| What this task involves |
Within the entries that follow, show each line where the word "hostname" occurs.

--------------------------------------------------

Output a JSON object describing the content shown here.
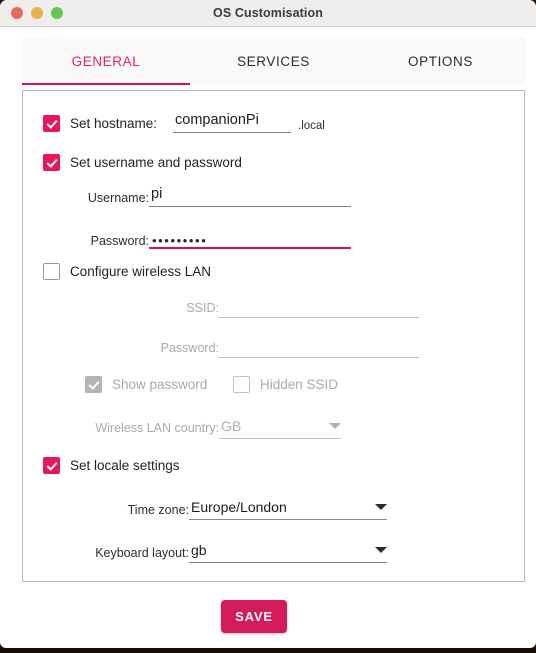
{
  "window": {
    "title": "OS Customisation",
    "traffic_lights": [
      "close-red",
      "minimize-yellow",
      "zoom-green"
    ]
  },
  "tabs": [
    {
      "label": "GENERAL",
      "active": true
    },
    {
      "label": "SERVICES",
      "active": false
    },
    {
      "label": "OPTIONS",
      "active": false
    }
  ],
  "general": {
    "hostname": {
      "checkbox_label": "Set hostname:",
      "checked": true,
      "value": "companionPi",
      "placeholder": "",
      "suffix": ".local"
    },
    "user": {
      "checkbox_label": "Set username and password",
      "checked": true,
      "username_label": "Username:",
      "username_value": "pi",
      "password_label": "Password:",
      "password_masked": "•••••••••",
      "password_focused": true
    },
    "wireless": {
      "checkbox_label": "Configure wireless LAN",
      "checked": false,
      "enabled": false,
      "ssid_label": "SSID:",
      "ssid_value": "",
      "password_label": "Password:",
      "password_value": "",
      "show_password_label": "Show password",
      "show_password_checked": true,
      "hidden_ssid_label": "Hidden SSID",
      "hidden_ssid_checked": false,
      "country_label": "Wireless LAN country:",
      "country_value": "GB"
    },
    "locale": {
      "checkbox_label": "Set locale settings",
      "checked": true,
      "timezone_label": "Time zone:",
      "timezone_value": "Europe/London",
      "keyboard_label": "Keyboard layout:",
      "keyboard_value": "gb"
    }
  },
  "footer": {
    "save_label": "SAVE"
  },
  "colors": {
    "accent": "#e8175d",
    "accent_dark": "#d1105a",
    "save_bg": "#d21b58",
    "disabled_text": "#a9a9a9"
  }
}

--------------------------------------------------

| Written solution |
    "hostname": {
      "checkbox_label": "Set hostname:",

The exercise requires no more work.